## What needs to be done
Below are records; work out how many of their lines contain "screenshot" and give only that number.

## Entries from a dataset of interfaces
Start of Block

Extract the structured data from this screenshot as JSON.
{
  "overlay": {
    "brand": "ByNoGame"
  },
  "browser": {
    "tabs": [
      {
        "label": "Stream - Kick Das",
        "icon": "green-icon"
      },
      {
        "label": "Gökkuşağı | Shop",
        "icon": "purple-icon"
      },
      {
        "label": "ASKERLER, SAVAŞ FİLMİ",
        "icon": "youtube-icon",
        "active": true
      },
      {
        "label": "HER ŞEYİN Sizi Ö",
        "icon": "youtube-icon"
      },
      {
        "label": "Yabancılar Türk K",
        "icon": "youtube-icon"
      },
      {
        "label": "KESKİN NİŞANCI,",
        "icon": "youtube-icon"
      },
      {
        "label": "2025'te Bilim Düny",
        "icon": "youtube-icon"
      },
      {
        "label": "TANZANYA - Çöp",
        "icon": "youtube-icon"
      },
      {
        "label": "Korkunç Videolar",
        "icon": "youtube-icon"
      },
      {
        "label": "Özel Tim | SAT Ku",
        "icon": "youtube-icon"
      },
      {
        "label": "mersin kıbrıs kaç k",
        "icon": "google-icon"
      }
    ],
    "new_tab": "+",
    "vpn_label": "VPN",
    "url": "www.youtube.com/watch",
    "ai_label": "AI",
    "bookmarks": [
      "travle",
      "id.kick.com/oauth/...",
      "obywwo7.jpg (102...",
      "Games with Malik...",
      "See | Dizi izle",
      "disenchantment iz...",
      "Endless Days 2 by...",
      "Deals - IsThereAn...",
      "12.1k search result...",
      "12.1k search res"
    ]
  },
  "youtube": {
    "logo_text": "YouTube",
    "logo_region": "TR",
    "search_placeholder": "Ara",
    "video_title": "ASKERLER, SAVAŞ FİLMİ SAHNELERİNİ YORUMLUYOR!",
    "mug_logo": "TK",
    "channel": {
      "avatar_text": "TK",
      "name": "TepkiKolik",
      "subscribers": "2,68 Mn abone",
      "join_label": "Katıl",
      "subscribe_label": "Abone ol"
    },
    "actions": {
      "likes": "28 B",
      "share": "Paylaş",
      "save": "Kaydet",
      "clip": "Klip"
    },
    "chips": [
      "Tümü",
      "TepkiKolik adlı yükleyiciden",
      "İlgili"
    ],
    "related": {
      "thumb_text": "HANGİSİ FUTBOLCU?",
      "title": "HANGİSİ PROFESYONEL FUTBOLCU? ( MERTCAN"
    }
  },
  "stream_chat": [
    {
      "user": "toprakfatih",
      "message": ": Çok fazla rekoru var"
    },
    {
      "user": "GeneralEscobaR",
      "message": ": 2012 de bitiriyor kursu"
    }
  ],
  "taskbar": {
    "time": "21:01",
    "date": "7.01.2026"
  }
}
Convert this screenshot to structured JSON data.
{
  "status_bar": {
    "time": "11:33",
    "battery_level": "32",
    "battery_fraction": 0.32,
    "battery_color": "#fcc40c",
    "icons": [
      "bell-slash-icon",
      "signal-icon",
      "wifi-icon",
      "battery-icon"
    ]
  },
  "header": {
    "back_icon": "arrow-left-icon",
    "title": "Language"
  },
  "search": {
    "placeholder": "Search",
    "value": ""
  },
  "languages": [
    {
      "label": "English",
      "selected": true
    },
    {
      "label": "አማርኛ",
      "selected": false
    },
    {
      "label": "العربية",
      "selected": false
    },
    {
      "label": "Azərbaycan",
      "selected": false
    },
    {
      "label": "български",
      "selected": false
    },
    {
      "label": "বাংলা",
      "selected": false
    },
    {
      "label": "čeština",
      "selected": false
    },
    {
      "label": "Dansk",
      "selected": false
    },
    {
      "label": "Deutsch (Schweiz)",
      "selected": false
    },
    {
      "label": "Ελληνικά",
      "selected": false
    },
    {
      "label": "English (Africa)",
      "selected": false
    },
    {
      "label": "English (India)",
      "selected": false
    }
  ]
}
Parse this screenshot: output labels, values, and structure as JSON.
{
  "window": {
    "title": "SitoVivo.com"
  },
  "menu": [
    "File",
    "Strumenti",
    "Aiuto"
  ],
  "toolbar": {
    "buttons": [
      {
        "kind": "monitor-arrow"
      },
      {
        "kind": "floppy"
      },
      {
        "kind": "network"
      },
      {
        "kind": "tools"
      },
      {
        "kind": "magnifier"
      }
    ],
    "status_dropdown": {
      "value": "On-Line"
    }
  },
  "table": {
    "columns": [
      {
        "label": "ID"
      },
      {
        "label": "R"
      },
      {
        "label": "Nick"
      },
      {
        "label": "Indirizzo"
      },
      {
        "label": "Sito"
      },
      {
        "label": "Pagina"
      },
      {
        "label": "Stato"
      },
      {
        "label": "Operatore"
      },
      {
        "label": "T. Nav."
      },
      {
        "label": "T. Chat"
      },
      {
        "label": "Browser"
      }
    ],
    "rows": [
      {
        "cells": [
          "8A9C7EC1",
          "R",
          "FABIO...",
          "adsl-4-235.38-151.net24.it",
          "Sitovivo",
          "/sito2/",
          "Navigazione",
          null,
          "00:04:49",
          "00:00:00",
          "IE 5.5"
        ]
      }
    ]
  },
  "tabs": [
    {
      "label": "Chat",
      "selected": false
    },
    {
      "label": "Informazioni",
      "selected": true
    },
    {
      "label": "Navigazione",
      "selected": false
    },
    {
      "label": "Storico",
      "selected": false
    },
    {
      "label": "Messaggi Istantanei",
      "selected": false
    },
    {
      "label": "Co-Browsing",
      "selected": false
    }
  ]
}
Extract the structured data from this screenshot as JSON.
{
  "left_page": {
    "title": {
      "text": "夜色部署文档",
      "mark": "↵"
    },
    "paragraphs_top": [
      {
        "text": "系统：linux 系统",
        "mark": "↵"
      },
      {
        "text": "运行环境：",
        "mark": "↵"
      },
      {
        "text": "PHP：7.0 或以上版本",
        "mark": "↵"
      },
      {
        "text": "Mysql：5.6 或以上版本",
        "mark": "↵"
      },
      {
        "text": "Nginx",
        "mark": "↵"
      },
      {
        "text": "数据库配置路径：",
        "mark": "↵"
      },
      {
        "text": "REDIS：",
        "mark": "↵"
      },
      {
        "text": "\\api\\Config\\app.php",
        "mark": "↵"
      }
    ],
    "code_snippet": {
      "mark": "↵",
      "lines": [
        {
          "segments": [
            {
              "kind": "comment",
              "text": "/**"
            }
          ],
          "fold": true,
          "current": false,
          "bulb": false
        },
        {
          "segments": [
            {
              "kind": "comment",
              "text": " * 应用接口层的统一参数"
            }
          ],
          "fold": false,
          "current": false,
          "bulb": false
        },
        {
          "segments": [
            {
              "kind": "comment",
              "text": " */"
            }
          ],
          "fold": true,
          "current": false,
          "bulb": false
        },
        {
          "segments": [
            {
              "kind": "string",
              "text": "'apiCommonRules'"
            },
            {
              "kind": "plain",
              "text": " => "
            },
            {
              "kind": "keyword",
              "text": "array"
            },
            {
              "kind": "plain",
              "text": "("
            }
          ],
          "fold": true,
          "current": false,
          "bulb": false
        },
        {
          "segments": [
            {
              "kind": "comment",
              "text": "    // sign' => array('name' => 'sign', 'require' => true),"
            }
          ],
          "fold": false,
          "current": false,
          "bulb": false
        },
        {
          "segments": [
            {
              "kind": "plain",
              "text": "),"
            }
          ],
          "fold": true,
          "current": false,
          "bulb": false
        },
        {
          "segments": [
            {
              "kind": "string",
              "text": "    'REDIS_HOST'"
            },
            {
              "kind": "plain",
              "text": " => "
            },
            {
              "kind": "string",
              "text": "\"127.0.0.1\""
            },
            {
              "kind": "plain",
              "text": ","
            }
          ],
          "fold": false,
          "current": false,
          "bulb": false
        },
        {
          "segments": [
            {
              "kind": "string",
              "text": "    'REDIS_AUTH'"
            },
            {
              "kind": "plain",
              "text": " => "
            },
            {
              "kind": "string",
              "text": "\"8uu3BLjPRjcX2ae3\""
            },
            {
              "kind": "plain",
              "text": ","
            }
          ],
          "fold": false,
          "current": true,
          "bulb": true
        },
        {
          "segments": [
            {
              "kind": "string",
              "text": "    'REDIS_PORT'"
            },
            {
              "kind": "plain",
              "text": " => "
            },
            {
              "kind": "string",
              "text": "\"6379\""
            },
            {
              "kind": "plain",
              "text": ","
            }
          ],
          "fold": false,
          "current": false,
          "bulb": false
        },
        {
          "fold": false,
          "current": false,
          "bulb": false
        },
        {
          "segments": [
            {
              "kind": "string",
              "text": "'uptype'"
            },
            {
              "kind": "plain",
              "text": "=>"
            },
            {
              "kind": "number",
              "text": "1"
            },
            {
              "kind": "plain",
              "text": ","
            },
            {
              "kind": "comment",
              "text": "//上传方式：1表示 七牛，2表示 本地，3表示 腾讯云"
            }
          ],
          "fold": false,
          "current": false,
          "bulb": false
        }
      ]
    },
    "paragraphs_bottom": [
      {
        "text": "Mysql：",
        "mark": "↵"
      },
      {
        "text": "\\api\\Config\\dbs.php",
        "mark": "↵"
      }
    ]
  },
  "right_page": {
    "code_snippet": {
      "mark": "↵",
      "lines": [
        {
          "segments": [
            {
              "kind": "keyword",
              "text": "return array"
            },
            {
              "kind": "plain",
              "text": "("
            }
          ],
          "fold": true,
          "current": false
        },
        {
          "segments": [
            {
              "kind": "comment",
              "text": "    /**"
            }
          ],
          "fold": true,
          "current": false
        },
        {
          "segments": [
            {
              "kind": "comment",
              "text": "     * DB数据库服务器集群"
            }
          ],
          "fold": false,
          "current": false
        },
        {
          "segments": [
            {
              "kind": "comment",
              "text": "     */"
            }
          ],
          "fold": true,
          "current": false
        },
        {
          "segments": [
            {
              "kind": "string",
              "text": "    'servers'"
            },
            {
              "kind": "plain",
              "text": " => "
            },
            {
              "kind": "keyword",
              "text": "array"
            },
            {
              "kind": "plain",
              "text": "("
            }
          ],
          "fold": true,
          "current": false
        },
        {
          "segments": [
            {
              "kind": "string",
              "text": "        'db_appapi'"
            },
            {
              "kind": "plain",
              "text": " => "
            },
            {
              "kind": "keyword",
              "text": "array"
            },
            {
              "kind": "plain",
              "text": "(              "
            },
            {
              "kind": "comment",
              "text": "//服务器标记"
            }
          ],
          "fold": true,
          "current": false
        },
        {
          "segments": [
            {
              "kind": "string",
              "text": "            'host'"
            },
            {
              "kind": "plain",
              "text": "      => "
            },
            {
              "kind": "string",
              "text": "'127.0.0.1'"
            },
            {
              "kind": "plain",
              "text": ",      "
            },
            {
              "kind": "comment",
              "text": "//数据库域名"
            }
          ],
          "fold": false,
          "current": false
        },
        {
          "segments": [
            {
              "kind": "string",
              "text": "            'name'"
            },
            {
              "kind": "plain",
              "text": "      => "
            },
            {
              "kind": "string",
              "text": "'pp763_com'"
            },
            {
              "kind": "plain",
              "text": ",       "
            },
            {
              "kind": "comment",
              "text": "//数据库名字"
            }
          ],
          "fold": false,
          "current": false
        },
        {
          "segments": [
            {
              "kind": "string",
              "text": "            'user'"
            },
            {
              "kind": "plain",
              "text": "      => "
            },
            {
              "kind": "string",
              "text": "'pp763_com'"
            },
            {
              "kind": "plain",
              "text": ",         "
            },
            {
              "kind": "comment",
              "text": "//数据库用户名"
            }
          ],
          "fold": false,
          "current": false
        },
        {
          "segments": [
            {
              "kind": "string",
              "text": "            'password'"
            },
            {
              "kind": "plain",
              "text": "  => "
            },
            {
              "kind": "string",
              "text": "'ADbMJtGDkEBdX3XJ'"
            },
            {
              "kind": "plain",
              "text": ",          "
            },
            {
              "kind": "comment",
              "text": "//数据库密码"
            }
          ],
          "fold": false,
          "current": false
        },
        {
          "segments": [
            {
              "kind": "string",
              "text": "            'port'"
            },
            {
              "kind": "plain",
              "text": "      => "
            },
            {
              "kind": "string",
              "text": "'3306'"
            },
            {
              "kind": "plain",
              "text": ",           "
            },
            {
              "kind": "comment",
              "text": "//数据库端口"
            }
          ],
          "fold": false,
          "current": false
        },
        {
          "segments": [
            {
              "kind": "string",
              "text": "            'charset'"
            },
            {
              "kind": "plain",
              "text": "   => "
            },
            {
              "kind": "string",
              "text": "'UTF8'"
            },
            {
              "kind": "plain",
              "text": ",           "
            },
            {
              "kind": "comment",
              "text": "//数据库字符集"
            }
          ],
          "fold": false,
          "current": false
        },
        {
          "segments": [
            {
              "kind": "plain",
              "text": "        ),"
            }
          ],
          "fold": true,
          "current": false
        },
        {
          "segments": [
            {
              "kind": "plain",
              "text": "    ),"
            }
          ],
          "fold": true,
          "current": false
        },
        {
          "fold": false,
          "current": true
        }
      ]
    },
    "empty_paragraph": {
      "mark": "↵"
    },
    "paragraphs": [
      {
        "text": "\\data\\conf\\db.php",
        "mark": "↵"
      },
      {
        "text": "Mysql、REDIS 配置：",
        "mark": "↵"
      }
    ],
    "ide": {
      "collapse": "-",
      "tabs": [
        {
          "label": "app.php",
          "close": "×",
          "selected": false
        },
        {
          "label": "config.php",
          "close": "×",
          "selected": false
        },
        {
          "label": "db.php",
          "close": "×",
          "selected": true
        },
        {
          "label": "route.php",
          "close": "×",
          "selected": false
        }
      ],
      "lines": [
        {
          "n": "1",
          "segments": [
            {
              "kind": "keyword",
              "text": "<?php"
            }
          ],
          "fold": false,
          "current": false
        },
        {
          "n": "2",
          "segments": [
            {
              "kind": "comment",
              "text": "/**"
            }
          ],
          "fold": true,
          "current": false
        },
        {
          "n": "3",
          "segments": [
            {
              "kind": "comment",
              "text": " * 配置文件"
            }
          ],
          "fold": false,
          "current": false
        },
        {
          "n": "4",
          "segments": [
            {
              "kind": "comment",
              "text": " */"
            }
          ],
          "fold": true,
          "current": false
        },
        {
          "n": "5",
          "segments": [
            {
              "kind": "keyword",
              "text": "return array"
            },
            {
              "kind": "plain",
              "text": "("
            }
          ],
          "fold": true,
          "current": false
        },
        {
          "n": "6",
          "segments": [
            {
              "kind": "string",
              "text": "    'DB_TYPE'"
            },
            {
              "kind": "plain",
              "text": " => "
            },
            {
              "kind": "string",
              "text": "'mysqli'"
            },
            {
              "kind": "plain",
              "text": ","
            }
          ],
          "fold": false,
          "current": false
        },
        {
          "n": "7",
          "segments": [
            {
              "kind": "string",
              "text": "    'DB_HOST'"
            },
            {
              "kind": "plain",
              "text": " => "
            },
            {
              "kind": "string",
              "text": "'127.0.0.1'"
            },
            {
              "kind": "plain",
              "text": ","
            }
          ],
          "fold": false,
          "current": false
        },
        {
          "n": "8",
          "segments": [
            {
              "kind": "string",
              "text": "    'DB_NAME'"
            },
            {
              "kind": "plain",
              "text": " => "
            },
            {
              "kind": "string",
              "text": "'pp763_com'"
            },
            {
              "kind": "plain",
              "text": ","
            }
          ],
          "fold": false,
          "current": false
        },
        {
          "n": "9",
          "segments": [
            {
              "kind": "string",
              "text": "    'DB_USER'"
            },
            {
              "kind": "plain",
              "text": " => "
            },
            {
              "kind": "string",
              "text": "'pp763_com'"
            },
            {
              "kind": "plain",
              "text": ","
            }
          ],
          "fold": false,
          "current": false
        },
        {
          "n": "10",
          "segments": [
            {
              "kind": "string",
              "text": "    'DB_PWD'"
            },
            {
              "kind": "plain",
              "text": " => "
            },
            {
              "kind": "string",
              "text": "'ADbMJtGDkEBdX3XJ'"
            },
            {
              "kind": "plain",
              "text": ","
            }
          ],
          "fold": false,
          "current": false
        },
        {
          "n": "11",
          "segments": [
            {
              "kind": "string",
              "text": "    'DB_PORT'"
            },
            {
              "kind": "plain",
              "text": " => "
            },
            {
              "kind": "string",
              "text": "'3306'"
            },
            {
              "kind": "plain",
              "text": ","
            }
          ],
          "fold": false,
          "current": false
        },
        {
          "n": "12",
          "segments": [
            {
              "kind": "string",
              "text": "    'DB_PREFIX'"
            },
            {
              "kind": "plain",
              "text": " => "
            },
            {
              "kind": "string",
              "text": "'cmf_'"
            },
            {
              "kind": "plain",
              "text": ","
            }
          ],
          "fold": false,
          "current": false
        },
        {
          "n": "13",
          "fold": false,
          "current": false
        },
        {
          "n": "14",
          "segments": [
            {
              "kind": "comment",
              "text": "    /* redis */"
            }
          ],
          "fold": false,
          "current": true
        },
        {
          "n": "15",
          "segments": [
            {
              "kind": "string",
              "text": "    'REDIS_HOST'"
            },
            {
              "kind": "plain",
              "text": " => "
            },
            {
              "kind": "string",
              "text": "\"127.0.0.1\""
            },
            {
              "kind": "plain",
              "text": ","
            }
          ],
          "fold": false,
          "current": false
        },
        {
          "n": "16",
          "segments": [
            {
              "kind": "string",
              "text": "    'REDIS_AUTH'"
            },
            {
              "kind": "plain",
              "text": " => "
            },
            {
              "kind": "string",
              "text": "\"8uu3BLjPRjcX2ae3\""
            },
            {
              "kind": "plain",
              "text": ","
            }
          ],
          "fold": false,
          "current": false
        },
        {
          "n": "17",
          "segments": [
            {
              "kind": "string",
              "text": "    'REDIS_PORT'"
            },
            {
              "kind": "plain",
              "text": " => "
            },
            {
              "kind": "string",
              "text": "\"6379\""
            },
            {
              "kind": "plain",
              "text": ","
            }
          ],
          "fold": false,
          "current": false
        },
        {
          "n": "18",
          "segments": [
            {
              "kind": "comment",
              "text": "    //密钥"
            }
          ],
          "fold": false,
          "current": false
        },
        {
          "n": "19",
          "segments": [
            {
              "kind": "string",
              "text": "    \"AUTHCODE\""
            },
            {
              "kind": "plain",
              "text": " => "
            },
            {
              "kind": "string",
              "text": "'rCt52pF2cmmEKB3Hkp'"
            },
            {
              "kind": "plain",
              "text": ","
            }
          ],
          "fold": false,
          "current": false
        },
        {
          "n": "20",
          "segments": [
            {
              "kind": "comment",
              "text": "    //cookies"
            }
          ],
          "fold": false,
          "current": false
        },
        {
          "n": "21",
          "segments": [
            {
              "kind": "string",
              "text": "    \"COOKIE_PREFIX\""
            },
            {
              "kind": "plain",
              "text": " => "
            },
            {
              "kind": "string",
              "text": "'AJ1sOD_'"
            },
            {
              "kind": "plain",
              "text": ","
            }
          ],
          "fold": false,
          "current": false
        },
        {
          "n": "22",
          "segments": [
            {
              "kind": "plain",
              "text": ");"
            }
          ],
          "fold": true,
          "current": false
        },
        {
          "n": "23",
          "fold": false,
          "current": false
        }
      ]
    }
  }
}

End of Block

## Solution to this problem
4